Gessing’s contribution to this dialogue, as the headline writer cleverly summed up, is “Industry Giveaways a Box-Office Bust.” Gessing discourages the reader from getting caught up in pesky numbers when “simple logic is more useful than complex economic studies that are ultimately designed to justify a predetermined policy.” He says:
This logic can be best summarized as “There is no such thing as a free lunch.”
His column offers no suggestions for continuing the rebate, as he’s clearly against it. Instead, he maintains that the presence of the film industry in New Mexico “does not increase our economic prosperity” and basically says the state shouldn’t even consider doing it. But, not surprisingly, only half the column talks about the film incentives; the last half segues into support for the extractive industries, beginning with this statement:
Of course, the film industry is not the only group making wild economic claims.
Without having established that the film industry has made any wild economic claims, he continues by railing against environmentalists who support a carbon emissions cap, saying they defy logic. He then offers this logic of his own:

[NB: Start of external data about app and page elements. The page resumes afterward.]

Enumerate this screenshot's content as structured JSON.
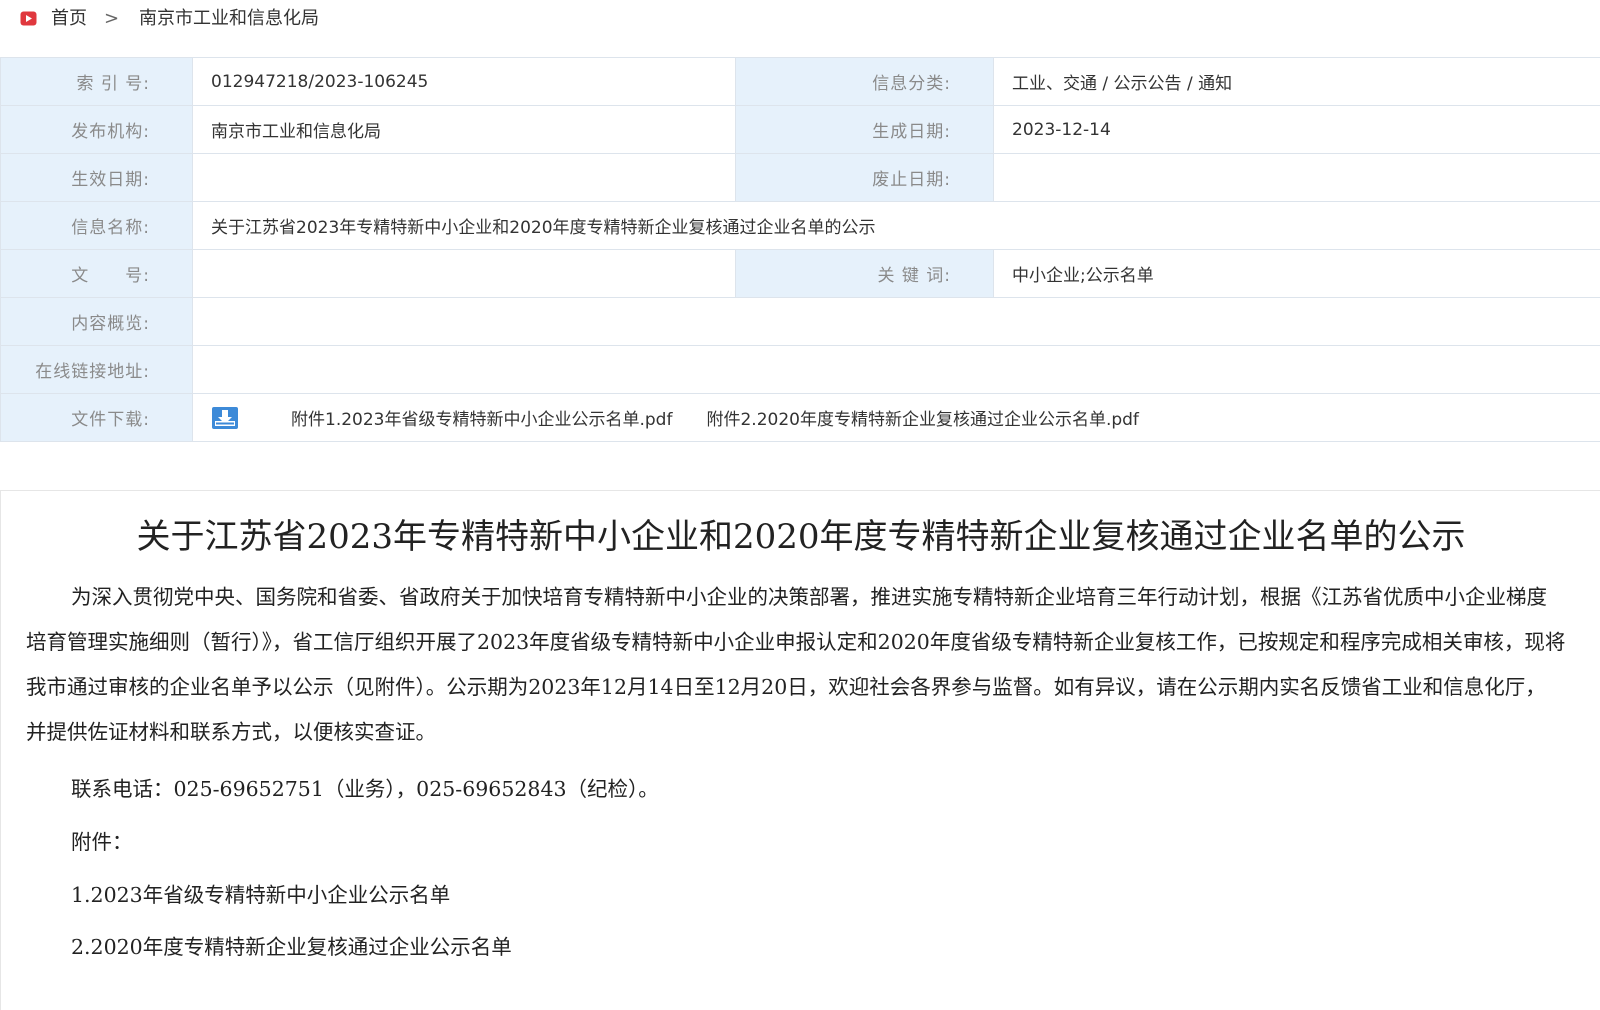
{
  "breadcrumb": {
    "home": "首页",
    "separator": ">",
    "current": "南京市工业和信息化局"
  },
  "meta": {
    "index_label": "索 引 号:",
    "index_value": "012947218/2023-106245",
    "category_label": "信息分类:",
    "category_value": "工业、交通 / 公示公告 / 通知",
    "publisher_label": "发布机构:",
    "publisher_value": "南京市工业和信息化局",
    "created_label": "生成日期:",
    "created_value": "2023-12-14",
    "effective_label": "生效日期:",
    "effective_value": "",
    "expire_label": "废止日期:",
    "expire_value": "",
    "name_label": "信息名称:",
    "name_value": "关于江苏省2023年专精特新中小企业和2020年度专精特新企业复核通过企业名单的公示",
    "docno_label": "文　　号:",
    "docno_value": "",
    "keywords_label": "关 键 词:",
    "keywords_value": "中小企业;公示名单",
    "summary_label": "内容概览:",
    "summary_value": "",
    "link_label": "在线链接地址:",
    "link_value": "",
    "download_label": "文件下载:",
    "attachments": [
      "附件1.2023年省级专精特新中小企业公示名单.pdf",
      "附件2.2020年度专精特新企业复核通过企业公示名单.pdf"
    ]
  },
  "article": {
    "title": "关于江苏省2023年专精特新中小企业和2020年度专精特新企业复核通过企业名单的公示",
    "body": "为深入贯彻党中央、国务院和省委、省政府关于加快培育专精特新中小企业的决策部署，推进实施专精特新企业培育三年行动计划，根据《江苏省优质中小企业梯度培育管理实施细则（暂行）》，省工信厅组织开展了2023年度省级专精特新中小企业申报认定和2020年度省级专精特新企业复核工作，已按规定和程序完成相关审核，现将我市通过审核的企业名单予以公示（见附件）。公示期为2023年12月14日至12月20日，欢迎社会各界参与监督。如有异议，请在公示期内实名反馈省工业和信息化厅，并提供佐证材料和联系方式，以便核实查证。",
    "contact": "联系电话：025-69652751（业务），025-69652843（纪检）。",
    "attachments_heading": "附件：",
    "attachment_items": [
      "1.2023年省级专精特新中小企业公示名单",
      "2.2020年度专精特新企业复核通过企业公示名单"
    ]
  },
  "colors": {
    "label_bg": "#e6f1fb",
    "border": "#dde4ec",
    "home_icon": "#e0383e",
    "download_icon": "#3d8ad8"
  },
  "icons": [
    "home-icon",
    "download-icon"
  ]
}
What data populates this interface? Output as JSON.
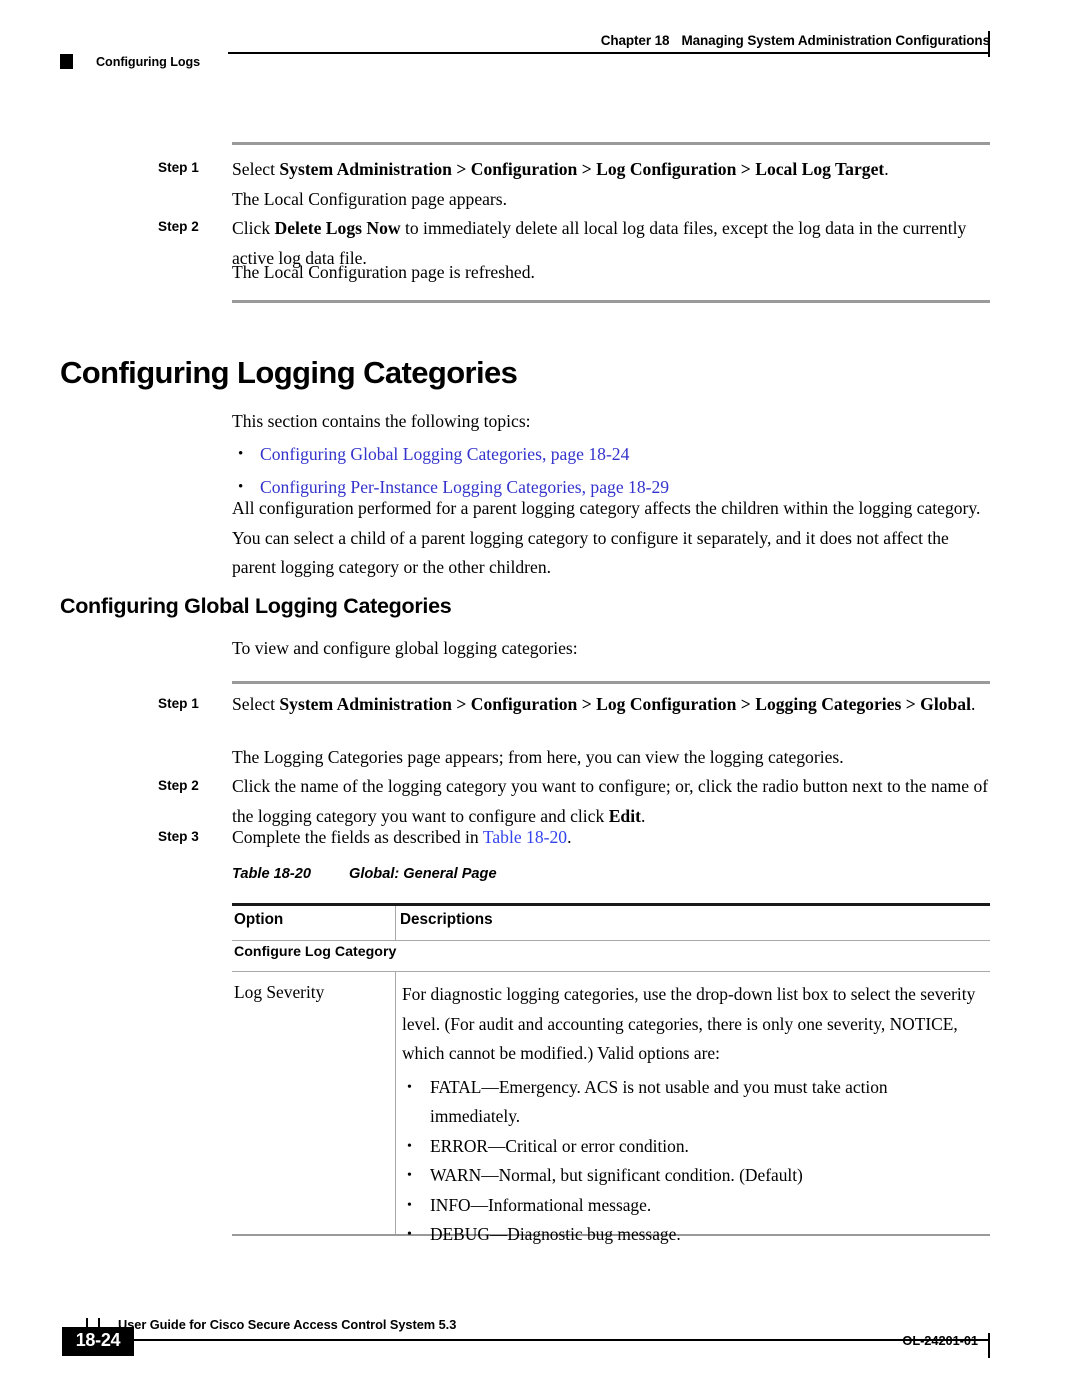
{
  "header": {
    "chapter_number": "Chapter 18",
    "chapter_title": "Managing System Administration Configurations",
    "section_label": "Configuring Logs"
  },
  "top_steps": [
    {
      "label": "Step 1",
      "lead": "Select ",
      "bold": "System Administration > Configuration > Log Configuration > Local Log Target",
      "tail": ".",
      "result": "The Local Configuration page appears."
    },
    {
      "label": "Step 2",
      "lead": "Click ",
      "bold": "Delete Logs Now",
      "tail": " to immediately delete all local log data files, except the log data in the currently active log data file.",
      "result": "The Local Configuration page is refreshed."
    }
  ],
  "section": {
    "heading": "Configuring Logging Categories",
    "intro": "This section contains the following topics:",
    "xrefs": [
      "Configuring Global Logging Categories, page 18-24",
      "Configuring Per-Instance Logging Categories, page 18-29"
    ],
    "paragraph": "All configuration performed for a parent logging category affects the children within the logging category. You can select a child of a parent logging category to configure it separately, and it does not affect the parent logging category or the other children."
  },
  "subsection": {
    "heading": "Configuring Global Logging Categories",
    "intro": "To view and configure global logging categories:",
    "steps": [
      {
        "label": "Step 1",
        "lead": "Select ",
        "bold": "System Administration > Configuration > Log Configuration > Logging Categories > Global",
        "tail": ".",
        "result": "The Logging Categories page appears; from here, you can view the logging categories."
      },
      {
        "label": "Step 2",
        "lead": "Click the name of the logging category you want to configure; or, click the radio button next to the name of the logging category you want to configure and click ",
        "bold": "Edit",
        "tail": "."
      },
      {
        "label": "Step 3",
        "lead": "Complete the fields as described in ",
        "link": "Table 18-20",
        "tail": "."
      }
    ]
  },
  "table": {
    "caption_number": "Table 18-20",
    "caption_title": "Global: General Page",
    "columns": [
      "Option",
      "Descriptions"
    ],
    "subhead": "Configure Log Category",
    "rows": [
      {
        "option": "Log Severity",
        "description": "For diagnostic logging categories, use the drop-down list box to select the severity level. (For audit and accounting categories, there is only one severity, NOTICE, which cannot be modified.) Valid options are:",
        "bullets": [
          "FATAL—Emergency. ACS is not usable and you must take action immediately.",
          "ERROR—Critical or error condition.",
          "WARN—Normal, but significant condition. (Default)",
          "INFO—Informational message.",
          "DEBUG—Diagnostic bug message."
        ]
      }
    ]
  },
  "footer": {
    "guide_title": "User Guide for Cisco Secure Access Control System 5.3",
    "page_number": "18-24",
    "doc_number": "OL-24201-01"
  },
  "colors": {
    "xref": "#3333cc",
    "xref_bright": "#3344ee",
    "rule_gray": "#9a9a9a",
    "rule_dark": "#1a1a1a"
  }
}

While government could easily create “jobs” by mandating that all construction projects be done by hand shovels — or better yet by spoon — it is hard to argue that government regulations can drive economic growth.
The most incredible paragraph in Gessing’s column, however, is this:
. . .we at the Rio Grande Foundation hope to convince ever-larger numbers of New Mexicans that they, not those industries with the best lobbyists, are the best stewards of resources in the economy. This is not easy when massive, well-funded public relations campaigns are carried out to convince us otherwise, but we’ll keep trying.
This is a rather disingenuous statement coming from someone who directs an organization whose mission is to encourage certain policies (i.e., limited government), and who also is on the board of CARE, an organization that lobbies year-round for the extractive industries, most notably oil and gas, via a public relations campaign that includes in large part columns (like this one) that run in the Albuquerque Journal.
The Journal has given this group generous and frequent coverage and space, despite its known biases, as we’ve commented on in previous posts.
The doctor/plumber analogy also fits when I look back on the first time I ever heard Gessing speak. After listening to several physicians testify in support of carbon emissions caps before the Environmental Improvement Board on March 1, the first day of hearings last year, Gessing took the podium and introduced himself as someone who had just become a father a month earlier, as if attempting to put himself on equal footing with the doctors who had just expressed concern about children’s health. (Gessing’s testimony that followed mainly consisted of questioning “the objectivity and fairness of the board.”)
Gessing’s colleague at CARE, Marita K. Noon, ostensibly made Gessing’s point regarding children’s health in a column that appeared a month later in the Journal’s sister publication, the Mountain View Telegraph. The air children breathe was not an issue for Noon, who asked readers instead to “think of permanent harm to the children” that would occur if oil and gas operations are regulated, thereby allegedly reducing royalties she claimed would otherwise go to children’s health care.
Fortunately for readers, in terms of the topic of the film industry incentives anyway, the Journal promises to provide an in-depth piece by Journal business reporter Winthrop Quigley in the Sunday Journal (Jan. 30). That’s according to a promo box that accompanied today’s (Jan. 24) reportage of Thursday’s meeting of the House Labor and Human Resources Committee. Now, that promises to be of service to readers.